■ ACTION ITEM:
Report back each line of the records that contains the string "this".
****
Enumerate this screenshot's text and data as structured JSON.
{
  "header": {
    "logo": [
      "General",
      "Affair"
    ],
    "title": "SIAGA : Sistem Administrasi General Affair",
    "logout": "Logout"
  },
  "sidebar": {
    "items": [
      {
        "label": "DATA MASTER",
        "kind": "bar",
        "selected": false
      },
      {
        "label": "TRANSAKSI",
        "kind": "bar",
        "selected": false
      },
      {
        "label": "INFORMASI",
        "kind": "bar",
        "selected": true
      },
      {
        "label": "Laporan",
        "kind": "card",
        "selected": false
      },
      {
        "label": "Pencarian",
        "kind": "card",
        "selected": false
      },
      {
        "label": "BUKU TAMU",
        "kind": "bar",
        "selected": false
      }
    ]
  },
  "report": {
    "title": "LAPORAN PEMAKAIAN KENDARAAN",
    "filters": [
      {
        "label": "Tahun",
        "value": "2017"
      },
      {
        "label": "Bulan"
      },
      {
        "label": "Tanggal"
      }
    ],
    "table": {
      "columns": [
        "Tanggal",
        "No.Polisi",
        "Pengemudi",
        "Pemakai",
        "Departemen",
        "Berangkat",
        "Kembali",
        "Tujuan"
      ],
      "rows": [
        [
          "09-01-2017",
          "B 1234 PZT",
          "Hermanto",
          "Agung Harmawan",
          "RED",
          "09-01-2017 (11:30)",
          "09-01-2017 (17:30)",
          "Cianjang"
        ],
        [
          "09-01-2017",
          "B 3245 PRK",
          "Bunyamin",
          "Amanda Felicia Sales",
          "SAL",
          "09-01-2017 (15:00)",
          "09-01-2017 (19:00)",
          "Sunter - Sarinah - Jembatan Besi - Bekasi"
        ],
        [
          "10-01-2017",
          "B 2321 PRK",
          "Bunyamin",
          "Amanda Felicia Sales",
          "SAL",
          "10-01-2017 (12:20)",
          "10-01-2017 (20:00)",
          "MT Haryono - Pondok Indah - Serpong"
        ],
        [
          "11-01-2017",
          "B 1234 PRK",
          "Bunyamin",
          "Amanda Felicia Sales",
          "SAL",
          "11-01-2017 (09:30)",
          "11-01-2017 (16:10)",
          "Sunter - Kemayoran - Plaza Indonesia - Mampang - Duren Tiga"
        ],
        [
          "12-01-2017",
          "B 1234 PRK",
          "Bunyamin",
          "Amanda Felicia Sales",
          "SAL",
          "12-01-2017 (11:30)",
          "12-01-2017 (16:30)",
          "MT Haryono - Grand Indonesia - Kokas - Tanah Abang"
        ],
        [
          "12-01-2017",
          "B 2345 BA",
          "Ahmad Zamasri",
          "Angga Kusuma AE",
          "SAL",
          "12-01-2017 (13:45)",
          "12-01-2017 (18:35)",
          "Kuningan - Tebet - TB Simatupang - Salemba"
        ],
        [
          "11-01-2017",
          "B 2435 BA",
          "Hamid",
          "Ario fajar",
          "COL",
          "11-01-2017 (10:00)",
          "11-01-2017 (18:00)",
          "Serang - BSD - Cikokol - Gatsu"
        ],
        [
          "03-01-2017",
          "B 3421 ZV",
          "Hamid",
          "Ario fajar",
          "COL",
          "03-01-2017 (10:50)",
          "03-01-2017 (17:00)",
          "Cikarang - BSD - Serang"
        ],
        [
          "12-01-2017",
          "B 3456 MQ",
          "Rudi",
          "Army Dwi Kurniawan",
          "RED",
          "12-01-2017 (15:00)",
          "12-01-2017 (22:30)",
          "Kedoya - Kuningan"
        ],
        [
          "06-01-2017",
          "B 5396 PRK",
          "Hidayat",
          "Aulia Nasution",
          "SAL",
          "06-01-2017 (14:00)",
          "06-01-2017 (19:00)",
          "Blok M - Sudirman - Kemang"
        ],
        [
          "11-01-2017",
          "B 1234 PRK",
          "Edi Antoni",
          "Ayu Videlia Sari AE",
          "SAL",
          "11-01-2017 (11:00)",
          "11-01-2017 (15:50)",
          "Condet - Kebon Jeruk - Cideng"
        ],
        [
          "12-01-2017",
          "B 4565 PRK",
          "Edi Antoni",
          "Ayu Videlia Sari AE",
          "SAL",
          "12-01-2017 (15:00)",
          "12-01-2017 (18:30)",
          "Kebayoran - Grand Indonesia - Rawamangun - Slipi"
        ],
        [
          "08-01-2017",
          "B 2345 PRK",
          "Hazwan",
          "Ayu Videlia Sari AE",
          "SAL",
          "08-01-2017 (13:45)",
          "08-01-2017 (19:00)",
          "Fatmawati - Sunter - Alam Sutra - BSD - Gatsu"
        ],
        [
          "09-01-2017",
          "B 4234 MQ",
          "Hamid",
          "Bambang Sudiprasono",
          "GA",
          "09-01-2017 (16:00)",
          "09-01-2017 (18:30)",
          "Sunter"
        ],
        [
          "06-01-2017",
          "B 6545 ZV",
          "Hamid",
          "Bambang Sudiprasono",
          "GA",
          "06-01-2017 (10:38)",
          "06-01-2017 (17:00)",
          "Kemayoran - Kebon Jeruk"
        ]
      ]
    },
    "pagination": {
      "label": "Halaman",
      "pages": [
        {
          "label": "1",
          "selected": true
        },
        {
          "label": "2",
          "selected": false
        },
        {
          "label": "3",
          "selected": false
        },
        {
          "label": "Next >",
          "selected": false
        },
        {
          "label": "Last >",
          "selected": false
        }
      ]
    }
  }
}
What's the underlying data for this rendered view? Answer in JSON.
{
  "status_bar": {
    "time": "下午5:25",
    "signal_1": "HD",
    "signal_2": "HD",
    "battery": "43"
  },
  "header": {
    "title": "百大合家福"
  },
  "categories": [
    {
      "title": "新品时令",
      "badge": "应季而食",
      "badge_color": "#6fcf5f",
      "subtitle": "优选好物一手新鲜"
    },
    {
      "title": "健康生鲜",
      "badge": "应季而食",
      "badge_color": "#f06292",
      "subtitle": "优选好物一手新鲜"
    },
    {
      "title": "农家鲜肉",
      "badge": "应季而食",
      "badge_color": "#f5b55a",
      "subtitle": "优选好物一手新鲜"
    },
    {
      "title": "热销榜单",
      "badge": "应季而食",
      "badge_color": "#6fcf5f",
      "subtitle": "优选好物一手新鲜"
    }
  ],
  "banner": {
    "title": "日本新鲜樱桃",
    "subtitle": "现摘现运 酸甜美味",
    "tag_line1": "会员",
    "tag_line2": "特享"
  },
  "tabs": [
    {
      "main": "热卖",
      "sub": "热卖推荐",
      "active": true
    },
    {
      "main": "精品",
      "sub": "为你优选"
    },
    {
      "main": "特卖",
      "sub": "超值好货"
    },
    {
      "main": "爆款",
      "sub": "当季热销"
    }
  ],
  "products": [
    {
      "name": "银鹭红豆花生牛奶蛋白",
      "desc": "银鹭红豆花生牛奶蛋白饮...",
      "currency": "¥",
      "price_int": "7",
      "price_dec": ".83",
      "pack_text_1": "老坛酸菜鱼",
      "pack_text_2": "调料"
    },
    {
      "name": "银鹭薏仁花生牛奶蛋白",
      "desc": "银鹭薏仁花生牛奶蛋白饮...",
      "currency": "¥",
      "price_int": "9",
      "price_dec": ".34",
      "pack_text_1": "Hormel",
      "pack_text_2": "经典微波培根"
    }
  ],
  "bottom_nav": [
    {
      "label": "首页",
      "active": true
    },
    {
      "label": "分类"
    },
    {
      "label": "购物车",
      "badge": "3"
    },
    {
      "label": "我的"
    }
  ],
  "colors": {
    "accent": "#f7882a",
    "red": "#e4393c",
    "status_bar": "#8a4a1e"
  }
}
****
■ TASK SOLUTION:
Enumerate this screenshot's text and data as structured JSON.
What's the underlying data for this rendered view? Answer in JSON.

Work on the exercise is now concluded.